Scrap metal laws to stop metal theft come into force
This was published under the 2010 to 2015 Conservative and Liberal Democrat coalition government
Rogue traders who buy and sell scrap metal for cash face £5,000 fine under new laws designed to stamp out metal theft.
All scrap metal dealers will need to apply to their local council for a licence to operate under new rules which come into effect today (1 October).
The Scrap Metal Dealers Act 2013, which clamps down on rogue traders, will also give local authorities and police new powers to inspect premises where they suspect illegal activity.
Magistrates will be able to issue fines of up to £5,000 to scrap metal dealers who trade in cash.
As well as having the power to issue licences, councils will be able to refuse or revoke licences if a dealer is deemed unsuitable.
Crime Prevention Minister Jeremy Browne said:
Metal theft costs the UK economy around £220 million a year and it has a huge impact on our communities - from disrupted rail services to desecrated war memorials and damaged church roofs.
Our changes, including increasing financial penalties and banning cash payments, have already helped slash metal theft across the UK.
This new legislation will help tighten the net around rogue dealers who flout the rules and wilfully purchase stolen metal, while reforming the system to support legitimate businesses.
The new scrap metal laws will also mean:
- all scrap metal dealers must verify the name and address of the seller at the point of sale, which is recorded and retained by the dealer

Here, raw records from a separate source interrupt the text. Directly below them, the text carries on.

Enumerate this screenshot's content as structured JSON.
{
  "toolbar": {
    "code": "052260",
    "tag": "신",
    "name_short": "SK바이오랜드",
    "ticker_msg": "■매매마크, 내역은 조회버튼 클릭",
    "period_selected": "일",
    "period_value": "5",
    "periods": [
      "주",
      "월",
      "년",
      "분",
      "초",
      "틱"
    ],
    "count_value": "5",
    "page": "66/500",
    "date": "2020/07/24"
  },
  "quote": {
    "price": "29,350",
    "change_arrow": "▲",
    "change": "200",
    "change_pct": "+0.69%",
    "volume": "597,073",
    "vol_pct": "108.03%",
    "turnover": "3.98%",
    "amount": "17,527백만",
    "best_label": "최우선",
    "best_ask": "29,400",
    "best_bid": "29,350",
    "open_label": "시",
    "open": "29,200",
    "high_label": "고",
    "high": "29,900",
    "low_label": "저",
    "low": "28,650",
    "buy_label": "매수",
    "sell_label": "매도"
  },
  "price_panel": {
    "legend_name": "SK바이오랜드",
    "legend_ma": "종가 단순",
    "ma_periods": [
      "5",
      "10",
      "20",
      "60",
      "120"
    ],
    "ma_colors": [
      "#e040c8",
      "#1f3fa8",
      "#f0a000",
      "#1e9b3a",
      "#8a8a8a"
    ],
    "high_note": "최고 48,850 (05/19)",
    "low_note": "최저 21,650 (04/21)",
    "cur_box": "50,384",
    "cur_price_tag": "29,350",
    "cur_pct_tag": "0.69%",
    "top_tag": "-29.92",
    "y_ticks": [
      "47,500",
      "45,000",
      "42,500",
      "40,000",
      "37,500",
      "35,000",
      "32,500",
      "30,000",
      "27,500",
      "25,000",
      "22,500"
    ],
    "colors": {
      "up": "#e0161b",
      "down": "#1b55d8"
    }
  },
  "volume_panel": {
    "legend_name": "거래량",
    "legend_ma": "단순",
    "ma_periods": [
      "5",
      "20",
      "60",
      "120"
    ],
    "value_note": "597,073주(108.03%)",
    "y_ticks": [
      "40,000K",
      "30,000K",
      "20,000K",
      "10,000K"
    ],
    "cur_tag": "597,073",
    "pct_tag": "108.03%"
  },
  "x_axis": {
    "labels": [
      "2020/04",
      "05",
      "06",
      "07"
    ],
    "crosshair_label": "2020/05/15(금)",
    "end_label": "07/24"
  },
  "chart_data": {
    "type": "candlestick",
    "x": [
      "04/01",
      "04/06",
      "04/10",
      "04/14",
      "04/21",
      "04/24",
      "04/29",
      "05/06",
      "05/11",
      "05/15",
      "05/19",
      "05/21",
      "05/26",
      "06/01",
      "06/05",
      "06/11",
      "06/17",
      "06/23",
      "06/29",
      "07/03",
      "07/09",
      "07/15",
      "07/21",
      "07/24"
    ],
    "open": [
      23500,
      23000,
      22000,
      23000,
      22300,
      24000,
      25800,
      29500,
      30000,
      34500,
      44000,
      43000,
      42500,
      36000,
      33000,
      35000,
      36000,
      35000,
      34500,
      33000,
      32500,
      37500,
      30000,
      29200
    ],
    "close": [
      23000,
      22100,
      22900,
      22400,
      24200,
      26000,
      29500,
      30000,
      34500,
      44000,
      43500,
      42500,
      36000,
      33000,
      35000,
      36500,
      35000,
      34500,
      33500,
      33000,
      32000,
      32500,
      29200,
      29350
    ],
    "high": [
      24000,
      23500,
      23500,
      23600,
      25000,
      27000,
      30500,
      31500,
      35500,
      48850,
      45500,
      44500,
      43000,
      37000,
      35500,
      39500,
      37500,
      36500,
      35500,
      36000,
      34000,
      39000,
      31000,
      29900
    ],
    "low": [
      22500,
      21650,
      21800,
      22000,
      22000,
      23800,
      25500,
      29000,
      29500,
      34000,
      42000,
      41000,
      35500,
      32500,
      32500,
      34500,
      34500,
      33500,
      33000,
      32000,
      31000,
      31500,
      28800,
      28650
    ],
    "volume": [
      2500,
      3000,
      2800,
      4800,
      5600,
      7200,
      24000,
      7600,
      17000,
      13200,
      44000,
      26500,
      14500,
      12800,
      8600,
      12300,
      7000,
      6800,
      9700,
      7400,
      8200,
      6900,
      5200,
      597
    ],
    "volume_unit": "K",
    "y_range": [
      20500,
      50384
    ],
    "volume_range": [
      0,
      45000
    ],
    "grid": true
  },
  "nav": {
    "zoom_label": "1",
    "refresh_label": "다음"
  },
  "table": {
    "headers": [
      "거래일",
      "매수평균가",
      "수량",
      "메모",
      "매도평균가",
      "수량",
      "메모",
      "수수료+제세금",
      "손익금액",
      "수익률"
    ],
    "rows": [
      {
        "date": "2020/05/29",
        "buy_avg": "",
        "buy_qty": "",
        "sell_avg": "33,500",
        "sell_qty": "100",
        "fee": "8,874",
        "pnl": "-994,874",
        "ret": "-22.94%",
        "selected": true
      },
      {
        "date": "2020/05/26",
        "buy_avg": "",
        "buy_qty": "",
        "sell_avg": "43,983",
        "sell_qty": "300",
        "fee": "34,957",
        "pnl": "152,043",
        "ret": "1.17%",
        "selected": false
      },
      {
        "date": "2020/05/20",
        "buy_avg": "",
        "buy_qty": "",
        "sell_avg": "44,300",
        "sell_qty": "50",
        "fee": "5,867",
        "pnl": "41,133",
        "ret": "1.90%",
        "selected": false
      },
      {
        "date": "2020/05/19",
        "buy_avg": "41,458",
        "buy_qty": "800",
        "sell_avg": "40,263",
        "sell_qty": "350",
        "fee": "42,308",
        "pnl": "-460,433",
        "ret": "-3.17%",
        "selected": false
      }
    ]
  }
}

- the cashless offence will apply to all scrap metal dealers including ‘mobile collectors’ who collect door to door
- there will be a single national publicly available register of all scrap metal dealers
Deputy Chief Constable Paul Crowther, from British Transport Police (BTP), said:
Today marks a very significant milestone in the fight against metal thieves
The Act demands a greater level of awareness and responsibility from traders, ensuring they verify who they are doing business with, but it also protects law abiding recyclers from unscrupulous traders.
It is vital that scrap metal traders are aware of the changes, including the new licensing regulations.
Metal thieves cause misery for thousands of people, whether targeting the rail network, power cables or telecommunications and today’s changes signal the introduction of a more robust licensing scheme to be monitored by local authorities.
Know the law
- All scrap metal dealers can apply for a licence from 1 October.
- If a scrap metal dealer who is registered under the Scrap Metal Dealers Act 1964 or Vehicles (Crime) Act 2001 applies on or before 15 October they will be deemed to have a licence until the local authority issues a licence decision.
- Local authorities will complete checks to assess applicants’ suitability to hold a licence between 15 October and 1 December.
- If a registered scrap metal dealer does not submit an application on or by 15 October their deemed licence will lapse on 16 October. A deemed temporary licence which has lapsed does not give rise to a right to appeal. The dealer must submit an application and wait for a licence to be issued before they can trade legally.
- A local authority can impose conditions on a deemed temporary licence pending an appeal for the refusal of a licence.
- Scrap metal dealers who are not registered under the Scrap Metal Dealers Act 1964 or the Vehicles (Crime) Act 2001 can apply for a scrap metal dealer’s licence from today 1 October but must wait for a licence to be issued before they can trade legally.
- The offence of buying scrap metal for cash comes into force on 1 October.
- Local authority officers and police officers will have the right to enter and inspect from 1 October.
- The majority of the other enforcement provisions within the Act will come into force on 1 December.